Records to use:
.....

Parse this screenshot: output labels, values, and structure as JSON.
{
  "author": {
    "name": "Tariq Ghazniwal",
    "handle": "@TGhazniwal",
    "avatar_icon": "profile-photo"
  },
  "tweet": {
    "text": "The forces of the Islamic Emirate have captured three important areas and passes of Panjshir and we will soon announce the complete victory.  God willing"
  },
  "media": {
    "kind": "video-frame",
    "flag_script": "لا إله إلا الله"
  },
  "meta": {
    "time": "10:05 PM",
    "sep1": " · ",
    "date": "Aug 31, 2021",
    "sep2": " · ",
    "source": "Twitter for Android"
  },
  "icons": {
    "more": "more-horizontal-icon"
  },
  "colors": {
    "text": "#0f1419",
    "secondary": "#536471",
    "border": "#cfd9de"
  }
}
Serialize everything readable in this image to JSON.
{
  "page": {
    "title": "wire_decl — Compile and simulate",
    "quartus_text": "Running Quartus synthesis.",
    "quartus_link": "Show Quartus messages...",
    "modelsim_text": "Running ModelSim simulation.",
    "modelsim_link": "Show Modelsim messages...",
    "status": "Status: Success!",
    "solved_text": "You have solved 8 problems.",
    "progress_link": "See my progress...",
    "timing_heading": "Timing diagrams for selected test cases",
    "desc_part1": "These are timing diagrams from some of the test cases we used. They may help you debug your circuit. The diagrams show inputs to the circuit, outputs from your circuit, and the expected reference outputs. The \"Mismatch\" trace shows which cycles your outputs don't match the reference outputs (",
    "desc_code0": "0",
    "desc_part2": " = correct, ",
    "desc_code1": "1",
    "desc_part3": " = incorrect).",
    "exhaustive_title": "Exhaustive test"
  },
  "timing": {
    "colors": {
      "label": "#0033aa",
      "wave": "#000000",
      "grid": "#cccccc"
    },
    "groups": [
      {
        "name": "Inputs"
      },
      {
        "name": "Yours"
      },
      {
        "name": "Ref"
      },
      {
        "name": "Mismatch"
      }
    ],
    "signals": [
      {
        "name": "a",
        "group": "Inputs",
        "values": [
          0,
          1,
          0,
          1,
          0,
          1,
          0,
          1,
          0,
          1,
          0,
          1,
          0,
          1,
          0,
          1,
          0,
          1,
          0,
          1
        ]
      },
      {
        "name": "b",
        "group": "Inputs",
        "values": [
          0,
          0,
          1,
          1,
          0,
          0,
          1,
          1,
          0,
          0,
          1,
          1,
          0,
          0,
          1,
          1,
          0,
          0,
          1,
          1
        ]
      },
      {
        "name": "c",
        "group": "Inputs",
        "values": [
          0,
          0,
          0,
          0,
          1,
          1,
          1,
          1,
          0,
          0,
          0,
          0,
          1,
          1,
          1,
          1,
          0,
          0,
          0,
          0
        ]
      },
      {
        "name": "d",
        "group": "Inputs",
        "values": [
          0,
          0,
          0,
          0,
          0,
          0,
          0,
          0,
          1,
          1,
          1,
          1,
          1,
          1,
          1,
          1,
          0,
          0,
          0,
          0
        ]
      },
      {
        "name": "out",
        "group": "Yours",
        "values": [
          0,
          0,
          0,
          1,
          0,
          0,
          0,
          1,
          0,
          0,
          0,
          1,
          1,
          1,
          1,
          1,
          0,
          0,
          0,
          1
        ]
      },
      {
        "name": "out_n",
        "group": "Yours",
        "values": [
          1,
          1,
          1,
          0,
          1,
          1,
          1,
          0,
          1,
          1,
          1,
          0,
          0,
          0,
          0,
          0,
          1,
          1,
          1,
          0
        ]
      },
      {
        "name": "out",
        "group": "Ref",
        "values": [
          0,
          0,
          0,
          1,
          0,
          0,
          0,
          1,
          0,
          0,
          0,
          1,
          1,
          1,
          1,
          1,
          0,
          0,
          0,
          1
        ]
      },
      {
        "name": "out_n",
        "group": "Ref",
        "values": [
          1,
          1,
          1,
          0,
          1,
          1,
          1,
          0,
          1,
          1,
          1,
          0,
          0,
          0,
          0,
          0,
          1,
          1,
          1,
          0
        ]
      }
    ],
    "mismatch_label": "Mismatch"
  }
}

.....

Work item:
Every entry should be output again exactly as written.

Written response:
Parse this screenshot: output labels, values, and structure as JSON.
{
  "author": {
    "name": "Tariq Ghazniwal",
    "handle": "@TGhazniwal",
    "avatar_icon": "profile-photo"
  },
  "tweet": {
    "text": "The forces of the Islamic Emirate have captured three important areas and passes of Panjshir and we will soon announce the complete victory.  God willing"
  },
  "media": {
    "kind": "video-frame",
    "flag_script": "لا إله إلا الله"
  },
  "meta": {
    "time": "10:05 PM",
    "sep1": " · ",
    "date": "Aug 31, 2021",
    "sep2": " · ",
    "source": "Twitter for Android"
  },
  "icons": {
    "more": "more-horizontal-icon"
  },
  "colors": {
    "text": "#0f1419",
    "secondary": "#536471",
    "border": "#cfd9de"
  }
}
Serialize everything readable in this image to JSON.
{
  "page": {
    "title": "wire_decl — Compile and simulate",
    "quartus_text": "Running Quartus synthesis.",
    "quartus_link": "Show Quartus messages...",
    "modelsim_text": "Running ModelSim simulation.",
    "modelsim_link": "Show Modelsim messages...",
    "status": "Status: Success!",
    "solved_text": "You have solved 8 problems.",
    "progress_link": "See my progress...",
    "timing_heading": "Timing diagrams for selected test cases",
    "desc_part1": "These are timing diagrams from some of the test cases we used. They may help you debug your circuit. The diagrams show inputs to the circuit, outputs from your circuit, and the expected reference outputs. The \"Mismatch\" trace shows which cycles your outputs don't match the reference outputs (",
    "desc_code0": "0",
    "desc_part2": " = correct, ",
    "desc_code1": "1",
    "desc_part3": " = incorrect).",
    "exhaustive_title": "Exhaustive test"
  },
  "timing": {
    "colors": {
      "label": "#0033aa",
      "wave": "#000000",
      "grid": "#cccccc"
    },
    "groups": [
      {
        "name": "Inputs"
      },
      {
        "name": "Yours"
      },
      {
        "name": "Ref"
      },
      {
        "name": "Mismatch"
      }
    ],
    "signals": [
      {
        "name": "a",
        "group": "Inputs",
        "values": [
          0,
          1,
          0,
          1,
          0,
          1,
          0,
          1,
          0,
          1,
          0,
          1,
          0,
          1,
          0,
          1,
          0,
          1,
          0,
          1
        ]
      },
      {
        "name": "b",
        "group": "Inputs",
        "values": [
          0,
          0,
          1,
          1,
          0,
          0,
          1,
          1,
          0,
          0,
          1,
          1,
          0,
          0,
          1,
          1,
          0,
          0,
          1,
          1
        ]
      },
      {
        "name": "c",
        "group": "Inputs",
        "values": [
          0,
          0,
          0,
          0,
          1,
          1,
          1,
          1,
          0,
          0,
          0,
          0,
          1,
          1,
          1,
          1,
          0,
          0,
          0,
          0
        ]
      },
      {
        "name": "d",
        "group": "Inputs",
        "values": [
          0,
          0,
          0,
          0,
          0,
          0,
          0,
          0,
          1,
          1,
          1,
          1,
          1,
          1,
          1,
          1,
          0,
          0,
          0,
          0
        ]
      },
      {
        "name": "out",
        "group": "Yours",
        "values": [
          0,
          0,
          0,
          1,
          0,
          0,
          0,
          1,
          0,
          0,
          0,
          1,
          1,
          1,
          1,
          1,
          0,
          0,
          0,
          1
        ]
      },
      {
        "name": "out_n",
        "group": "Yours",
        "values": [
          1,
          1,
          1,
          0,
          1,
          1,
          1,
          0,
          1,
          1,
          1,
          0,
          0,
          0,
          0,
          0,
          1,
          1,
          1,
          0
        ]
      },
      {
        "name": "out",
        "group": "Ref",
        "values": [
          0,
          0,
          0,
          1,
          0,
          0,
          0,
          1,
          0,
          0,
          0,
          1,
          1,
          1,
          1,
          1,
          0,
          0,
          0,
          1
        ]
      },
      {
        "name": "out_n",
        "group": "Ref",
        "values": [
          1,
          1,
          1,
          0,
          1,
          1,
          1,
          0,
          1,
          1,
          1,
          0,
          0,
          0,
          0,
          0,
          1,
          1,
          1,
          0
        ]
      }
    ],
    "mismatch_label": "Mismatch"
  }
}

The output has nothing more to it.